** Information provided follows **

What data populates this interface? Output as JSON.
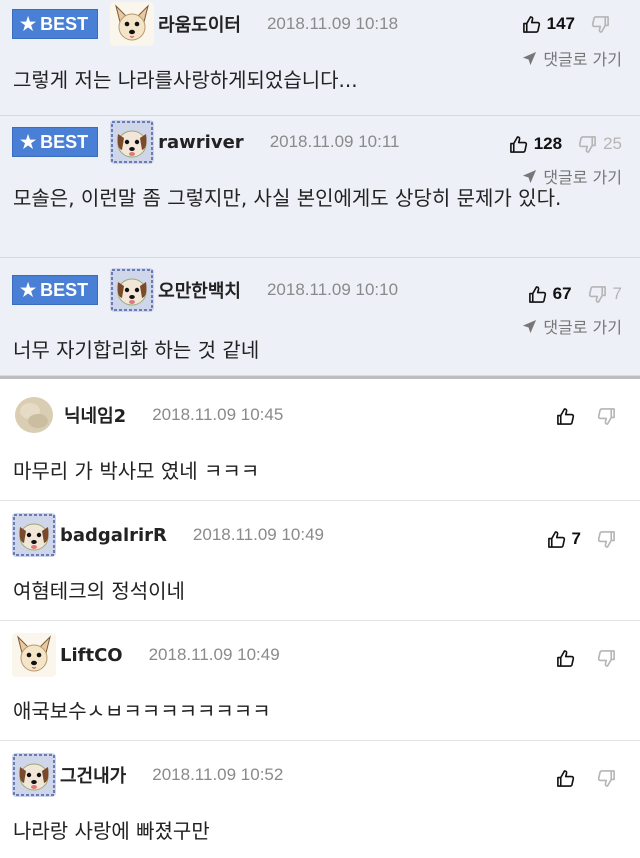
{
  "best_badge": "BEST",
  "reply_label": "댓글로 가기",
  "best_comments": [
    {
      "nick": "라움도이터",
      "time": "2018.11.09 10:18",
      "up": "147",
      "down": "",
      "text": "그렇게 저는 나라를사랑하게되었습니다..."
    },
    {
      "nick": "rawriver",
      "time": "2018.11.09 10:11",
      "up": "128",
      "down": "25",
      "text": "모솔은, 이런말 좀 그렇지만, 사실 본인에게도 상당히 문제가 있다."
    },
    {
      "nick": "오만한백치",
      "time": "2018.11.09 10:10",
      "up": "67",
      "down": "7",
      "text": "너무 자기합리화 하는 것 같네"
    }
  ],
  "comments": [
    {
      "nick": "닉네임2",
      "time": "2018.11.09 10:45",
      "up": "",
      "down": "",
      "text": "마무리 가 박사모 였네 ㅋㅋㅋ"
    },
    {
      "nick": "badgalrirR",
      "time": "2018.11.09 10:49",
      "up": "7",
      "down": "",
      "text": "여혐테크의 정석이네"
    },
    {
      "nick": "LiftCO",
      "time": "2018.11.09 10:49",
      "up": "",
      "down": "",
      "text": "애국보수ㅅㅂㅋㅋㅋㅋㅋㅋㅋㅋ"
    },
    {
      "nick": "그건내가",
      "time": "2018.11.09 10:52",
      "up": "",
      "down": "",
      "text": "나라랑 사랑에 빠졌구만"
    }
  ],
  "colors": {
    "best_bg": "#eef0f8",
    "badge": "#4a7fd6"
  }
}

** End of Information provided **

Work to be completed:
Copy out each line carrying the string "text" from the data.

Result:
      "text": "그렇게 저는 나라를사랑하게되었습니다..."
      "text": "모솔은, 이런말 좀 그렇지만, 사실 본인에게도 상당히 문제가 있다."
      "text": "너무 자기합리화 하는 것 같네"
      "text": "마무리 가 박사모 였네 ㅋㅋㅋ"
      "text": "여혐테크의 정석이네"
      "text": "애국보수ㅅㅂㅋㅋㅋㅋㅋㅋㅋㅋ"
      "text": "나라랑 사랑에 빠졌구만"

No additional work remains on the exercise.